And there's more as other places are witnessing thousands of visitors each year. These include Moriah Chapel in Loughor near Swansea, the birthplace of the 1904 Welsh revival. Hanover Chapel in Llanover, near Abergavenny, attracts hundreds, if not thousands of Korean evangelical Christians.
Robert Jermain Thomas, a young missionary from Abergavenny, was aboard an American ship on the Taedong River, working as an interpreter for the crew. The vessel came under attack from Korean troops and Thomas allegedly threw gospel tracts and Bible to the shore. When the ship eventually ran aground near Pyongyang, the crew were assaulted by the locals and Thomas was murdered. Before his death, a number of accounts credit Thomas with handing a Bible to his assailants and crying "Jesus, Jesus". His legacy however continues as Koreans today regard him as the man who brought Christianity to Korea.
Forty two years later, in 1907, Korean Christians were this time profoundly influenced by the Welsh Revival of 1904/5. This resulted in rapid church growth and cemented the connections between the two countries.

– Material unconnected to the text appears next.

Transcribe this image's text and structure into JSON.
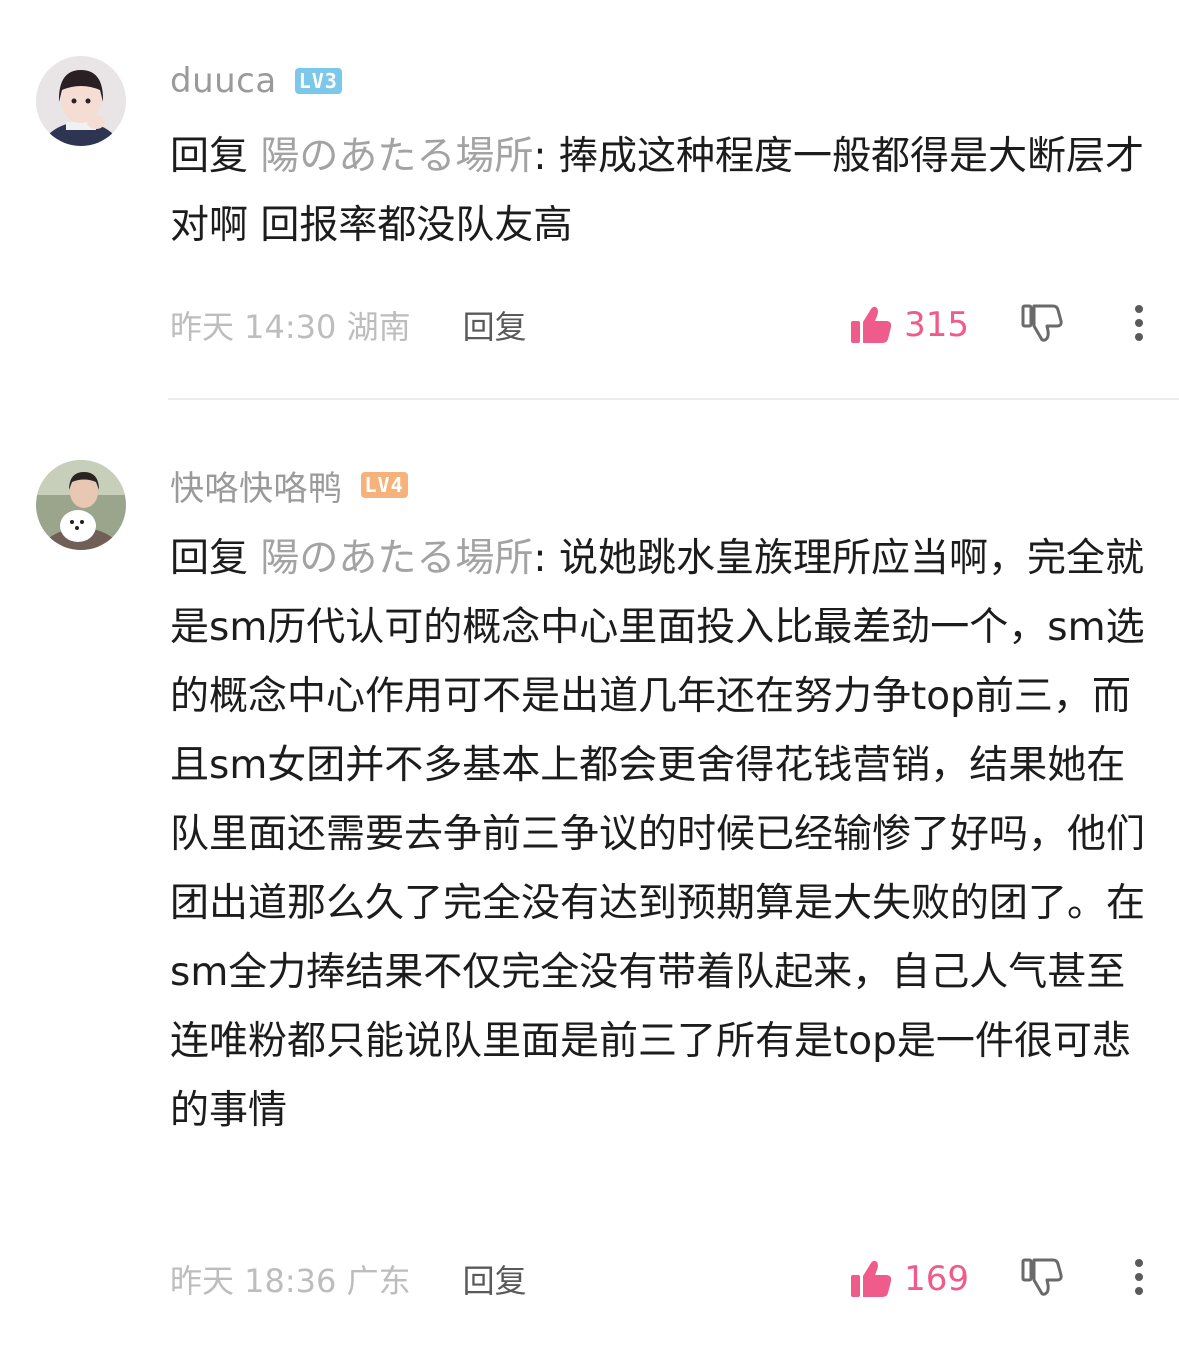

So in addition to heart stopping scenery, Wales is now putting the holy back into holidays and celebrating sacred spaces. To quote a well known slogan, don't just book it, Thomas Cook it.